In Danged Black Thing, Tanzanian-Australian writer Eugen Bacon delivers a collection of short stories that meditate on – among other things – race, gender, migration, climate change, love, and motherhood. Her writing spans genres, continents, and time periods. ‘Rain Doesn’t Fall on One Roof’ profiles a single African mother in Melbourne, struggling to find employment as she raises her son alone. ‘The Water Runner’ is set in a futuristic Tanzania facing down the effects of climate change; a couple, Zawadi and Mapesa, must make a potentially life-or-death choice in a world teetering on the edge. ‘A Visit to Whitechapel’, meanwhile, opens in a London where aliens are invading, an outlandish situation that gradually morphs into an older, more familiar tale.
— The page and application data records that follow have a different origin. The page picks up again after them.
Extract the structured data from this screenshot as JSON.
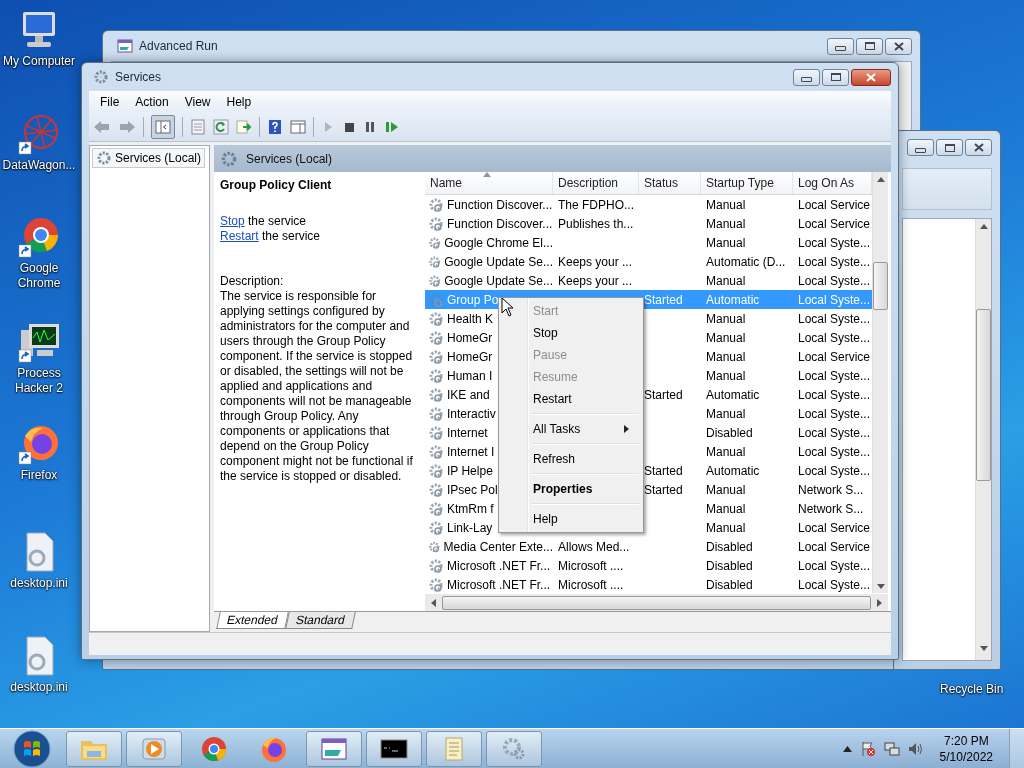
{
  "desktop_icons": [
    {
      "label": "My Computer",
      "kind": "computer",
      "shortcut": false
    },
    {
      "label": "DataWagon...",
      "kind": "web",
      "shortcut": true
    },
    {
      "label": "Google Chrome",
      "kind": "chrome",
      "shortcut": true
    },
    {
      "label": "Process Hacker 2",
      "kind": "monitor",
      "shortcut": true
    },
    {
      "label": "Firefox",
      "kind": "firefox",
      "shortcut": true
    },
    {
      "label": "desktop.ini",
      "kind": "file",
      "shortcut": false
    },
    {
      "label": "desktop.ini",
      "kind": "file",
      "shortcut": false
    }
  ],
  "recycle_bin": {
    "label": "Recycle Bin"
  },
  "advanced_run": {
    "title": "Advanced Run"
  },
  "services_window": {
    "title": "Services",
    "menu": [
      "File",
      "Action",
      "View",
      "Help"
    ],
    "tree": [
      {
        "label": "Services (Local)",
        "selected": true
      }
    ],
    "pane_title": "Services (Local)",
    "details": {
      "heading": "Group Policy Client",
      "actions": [
        {
          "link": "Stop",
          "text": "the service"
        },
        {
          "link": "Restart",
          "text": "the service"
        }
      ],
      "description_label": "Description:",
      "description": "The service is responsible for applying settings configured by administrators for the computer and users through the Group Policy component. If the service is stopped or disabled, the settings will not be applied and applications and components will not be manageable through Group Policy. Any components or applications that depend on the Group Policy component might not be functional if the service is stopped or disabled."
    },
    "table": {
      "columns": [
        {
          "label": "Name",
          "sorted": true
        },
        {
          "label": "Description",
          "sorted": false
        },
        {
          "label": "Status",
          "sorted": false
        },
        {
          "label": "Startup Type",
          "sorted": false
        },
        {
          "label": "Log On As",
          "sorted": false
        }
      ],
      "rows": [
        {
          "name": "Function Discover...",
          "description": "The FDPHO...",
          "startup": "Manual",
          "logon": "Local Service",
          "selected": false
        },
        {
          "name": "Function Discover...",
          "description": "Publishes th...",
          "startup": "Manual",
          "logon": "Local Service",
          "selected": false
        },
        {
          "name": "Google Chrome El...",
          "startup": "Manual",
          "logon": "Local Syste...",
          "selected": false
        },
        {
          "name": "Google Update Se...",
          "description": "Keeps your ...",
          "startup": "Automatic (D...",
          "logon": "Local Syste...",
          "selected": false
        },
        {
          "name": "Google Update Se...",
          "description": "Keeps your ...",
          "startup": "Manual",
          "logon": "Local Syste...",
          "selected": false
        },
        {
          "name": "Group Po",
          "status": "Started",
          "startup": "Automatic",
          "logon": "Local Syste...",
          "selected": true
        },
        {
          "name": "Health K",
          "startup": "Manual",
          "logon": "Local Syste...",
          "selected": false
        },
        {
          "name": "HomeGr",
          "startup": "Manual",
          "logon": "Local Syste...",
          "selected": false
        },
        {
          "name": "HomeGr",
          "startup": "Manual",
          "logon": "Local Service",
          "selected": false
        },
        {
          "name": "Human I",
          "startup": "Manual",
          "logon": "Local Syste...",
          "selected": false
        },
        {
          "name": "IKE and",
          "status": "Started",
          "startup": "Automatic",
          "logon": "Local Syste...",
          "selected": false
        },
        {
          "name": "Interactiv",
          "startup": "Manual",
          "logon": "Local Syste...",
          "selected": false
        },
        {
          "name": "Internet",
          "startup": "Disabled",
          "logon": "Local Syste...",
          "selected": false
        },
        {
          "name": "Internet I",
          "startup": "Manual",
          "logon": "Local Syste...",
          "selected": false
        },
        {
          "name": "IP Helpe",
          "status": "Started",
          "startup": "Automatic",
          "logon": "Local Syste...",
          "selected": false
        },
        {
          "name": "IPsec Pol",
          "status": "Started",
          "startup": "Manual",
          "logon": "Network S...",
          "selected": false
        },
        {
          "name": "KtmRm f",
          "startup": "Manual",
          "logon": "Network S...",
          "selected": false
        },
        {
          "name": "Link-Lay",
          "startup": "Manual",
          "logon": "Local Service",
          "selected": false
        },
        {
          "name": "Media Center Exte...",
          "description": "Allows Med...",
          "startup": "Disabled",
          "logon": "Local Service",
          "selected": false
        },
        {
          "name": "Microsoft .NET Fr...",
          "description": "Microsoft ....",
          "startup": "Disabled",
          "logon": "Local Syste...",
          "selected": false
        },
        {
          "name": "Microsoft .NET Fr...",
          "description": "Microsoft ....",
          "startup": "Disabled",
          "logon": "Local Syste...",
          "selected": false
        }
      ]
    },
    "view_tabs": [
      {
        "label": "Extended",
        "selected": true
      },
      {
        "label": "Standard",
        "selected": false
      }
    ]
  },
  "context_menu": [
    {
      "kind": "item",
      "label": "Start",
      "disabled": true,
      "bold": false,
      "submenu": false
    },
    {
      "kind": "item",
      "label": "Stop",
      "disabled": false,
      "bold": false,
      "submenu": false
    },
    {
      "kind": "item",
      "label": "Pause",
      "disabled": true,
      "bold": false,
      "submenu": false
    },
    {
      "kind": "item",
      "label": "Resume",
      "disabled": true,
      "bold": false,
      "submenu": false
    },
    {
      "kind": "item",
      "label": "Restart",
      "disabled": false,
      "bold": false,
      "submenu": false
    },
    {
      "kind": "separator"
    },
    {
      "kind": "item",
      "label": "All Tasks",
      "disabled": false,
      "bold": false,
      "submenu": true
    },
    {
      "kind": "separator"
    },
    {
      "kind": "item",
      "label": "Refresh",
      "disabled": false,
      "bold": false,
      "submenu": false
    },
    {
      "kind": "separator"
    },
    {
      "kind": "item",
      "label": "Properties",
      "disabled": false,
      "bold": true,
      "submenu": false
    },
    {
      "kind": "separator"
    },
    {
      "kind": "item",
      "label": "Help",
      "disabled": false,
      "bold": false,
      "submenu": false
    }
  ],
  "taskbar": {
    "apps": [
      {
        "kind": "explorer",
        "running": true
      },
      {
        "kind": "media",
        "running": true
      },
      {
        "kind": "chrome",
        "running": false
      },
      {
        "kind": "firefox",
        "running": false
      },
      {
        "kind": "advancedrun",
        "running": true
      },
      {
        "kind": "cmd",
        "running": true
      },
      {
        "kind": "notepad",
        "running": true
      },
      {
        "kind": "services",
        "running": true
      }
    ],
    "time": "7:20 PM",
    "date": "5/10/2022"
  }
}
What connects these stories is the prose style, which, for Bacon, is clearly what matters most. Her writing is poetic and lyrical, the kind that constantly reaches for new meaning, intent on defamiliarising things you’ve seen and felt a thousand times and making you experience them differently. Suitcases are ‘plastic tubs’; blood on a doorknob is a ‘cherry palm print on the doorjamb’. We are left to figure out for ourselves that ‘a shrine opened as a museum to the Pope’ is a church – specifically the church of Donald Trump’s infamous photo op, although we are left to figure that out for ourselves too.
Conveying what is happening at the surface level of the story is therefore not always at the top of Bacon’s to-do list. This is something she expects you, the reader, to do for yourself. You rise to the level of the language; it doesn’t stoop to yours. In many of the stories, this is a rewarding trade-off. In the first sumptuous entry, ‘Simbiyu and the Nameless’, Bacon earns her comparisons to Toni Morrison in the story of Simbiyu, who at 18-months-old is engulfed by a darkness that follows him for years and causes horrific accidents to those around him. ‘When the Water Stops’ paints a grim future for a rapidly warming world in which humans, having exhausted all drinkable water sources, are forced to drink each other’s blood for survival.
This approach falters, however, the closer Bacon moves to science fiction. In a genre that’s based on strange, fantastic worlds, what’s usually needed from the writer is clear, precise writing to guide the reader through them. Bacon, it seems, disagrees. Her prose remains as lyrical as it is opaque, and for many readers this will work against grasping any sense of the world she’s building. At the far end of this spectrum is ‘Messier 94’, a co-write with European writer Andrew Hook. It starts off as a meditation about ‘the lamentation of jazz and folk, blues and soul’; transfigures into a locked-room murder mystery; and winds up in some sort of virtual reality. Or a video game. Or possibly both. I’ve read it three times now and still have no idea.
Others, however, are more accessible. ‘Forgetting Toolern’ is a madcap sci-fi romance set in New London. Protagonist Soya falls in love with Toolern, best described as the mad scientist lovechild of Doc Brown and Dr. Who. Her attempts to pursue a relationship are frustrated every time Toolern rushes off to battle aliens on the other side of the universe, who seem real but also serve as convenient distractions from his crippling commitment issues.
Bonkers as it sounds, Bacon holds the whole adventure together with a rollicking sense of humour that turns any bewilderment into transcendent joy. As the final story in the collection, one can only hope it indicates where Bacon might be headed next.
Danged Black Thing by Eugen Bacon
Publisher: Transit Lounge
Publication date: 1 November 2021